Alison Jones: Yes and didn’t this won an award last year?
Sarah Kessler: It did, yes.
Alison Jones: I’m sure I remember reading, yeah, I can’t remember what award it was, it was a really prestigious, was it the New York Times award I can’t remember now but anyway, yes it was basically this biography of the town but that sense that business is a human issue it isn’t sort of esoteric and it isn’t confined to people in suits, it’s everybody and it impacts on everybody in this town. That’s a great recommendation and its a real prompt to me because it’s one of those books that I thought, “Oh, I must read that,” and I never got around to it so thank you. Fantastic.
Now if anybody wants to find out more about you and Gigged particularity, the book, and your work with Quartz which we haven’t really talked about much, actually, where should they go?
Sarah Kessler: So my name is Sarah Kessler and the book is called “Gigged: The End of the Job and the Future of Work” and you can find it on Amazon or Barnes and Noble or any independent bookstore.
Alison Jones: Cool, well all those links will go on the show notes at ExtraordinaryBusinessBooks.com, so if you’re driving and can’t write it all down don’t worry it’s always there as usual. Thank you so much Sarah it’s a really interesting topic, so thank you.

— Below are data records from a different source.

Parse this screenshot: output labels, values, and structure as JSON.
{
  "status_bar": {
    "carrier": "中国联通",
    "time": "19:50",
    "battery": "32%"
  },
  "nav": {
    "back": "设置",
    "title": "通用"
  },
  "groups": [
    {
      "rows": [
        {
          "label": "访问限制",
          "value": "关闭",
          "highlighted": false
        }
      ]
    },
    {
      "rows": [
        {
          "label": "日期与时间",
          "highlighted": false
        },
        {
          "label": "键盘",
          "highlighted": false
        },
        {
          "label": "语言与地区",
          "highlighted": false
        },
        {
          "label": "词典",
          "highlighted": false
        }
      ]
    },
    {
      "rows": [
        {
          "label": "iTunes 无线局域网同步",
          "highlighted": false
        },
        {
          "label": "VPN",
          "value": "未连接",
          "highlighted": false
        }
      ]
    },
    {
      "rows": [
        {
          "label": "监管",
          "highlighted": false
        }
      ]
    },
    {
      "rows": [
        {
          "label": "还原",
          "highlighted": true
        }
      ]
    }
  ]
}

Sarah Kessler: Thank you.
Alison Jones: It’s really good to talk to you, goodbye.